Happy Monday!

Minimal Monday

Several years ago, I worked at a college as an academic coach. My students needed assistance with organizing their workload, breaking down large assignments into logical small steps, making lists and recording important dates in their academic agendas. Sometimes I would help them with assignments such as writing papers, but mostly my job was to help them with executive functioning skills and meeting goals.

Their parents were paying the college a premium price for this coaching, and for some of them it worked very well. But for many others, there was a glaring problem that was getting in the way of their success.

The goals weren’t theirs.

One particular student comes to mind (though there were several). He had wanted to go to a film school in California with his best friend.  He was a kid who did not make friends easily and this friendship was important to him. They shared a passion and he lit up when talking about his dream. His friend went off alone to this California school and my student talked about it with a  mix of excitement, longing, and resignation. His parents wanted him to go the more practical route of this traditional school and so here he was. Unmotivated. Sad. Bored.  No matter how detailed we made his agenda, no matter how much encouragement and perfect to-do lists I gave him, he would return to our next session with very little crossed off his list. He would make the least amount of progress towards “his goals”, and carry the same sad look in his eyes.
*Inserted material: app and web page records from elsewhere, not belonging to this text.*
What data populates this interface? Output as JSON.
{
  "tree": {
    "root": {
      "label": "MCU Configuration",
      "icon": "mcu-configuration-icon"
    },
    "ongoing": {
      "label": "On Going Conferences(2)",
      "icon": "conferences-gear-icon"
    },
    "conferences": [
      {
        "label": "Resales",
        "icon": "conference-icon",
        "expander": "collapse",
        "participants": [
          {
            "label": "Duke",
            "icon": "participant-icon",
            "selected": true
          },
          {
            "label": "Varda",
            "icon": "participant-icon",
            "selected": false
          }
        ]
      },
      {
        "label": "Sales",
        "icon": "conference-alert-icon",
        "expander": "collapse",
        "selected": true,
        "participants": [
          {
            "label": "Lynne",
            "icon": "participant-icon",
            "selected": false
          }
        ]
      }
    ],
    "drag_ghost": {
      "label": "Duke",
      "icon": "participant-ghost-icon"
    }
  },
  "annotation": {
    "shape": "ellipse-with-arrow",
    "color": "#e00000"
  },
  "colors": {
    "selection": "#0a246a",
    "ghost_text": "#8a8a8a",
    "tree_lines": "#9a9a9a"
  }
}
There was no joy, no energy, no flow. The most alive I had seen him was the day we talked about what he really wanted to be doing.

Isn’t it true for all of us that working toward someone else’s goal is like swimming upstream? A goal we think we should go after, rather than the thing that our heart is calling us to try may lead to some success, but at what cost? And more importantly than what we are doing, is who we are becoming while doing that. Are we meeting challenges with optimism and courage, growing and changing, or are we on automatic pilot to attain the goals that we don’t even recall truly having a longing for in the first place?

My student’s parents were well intentioned and I certainly understand the fear and desires of a parent. It is scary to let go of control and honor our own or our child’s heart desires. But we have a finite amount of time on this earth, and our desires, curiosities, and interests are seeds planted within us like precious breadcrumbs leading us along our journey. How many of us jumped on a path that was never our own?

The more we can silence the fears, the distractions, and the doubts, the clearer the path becomes.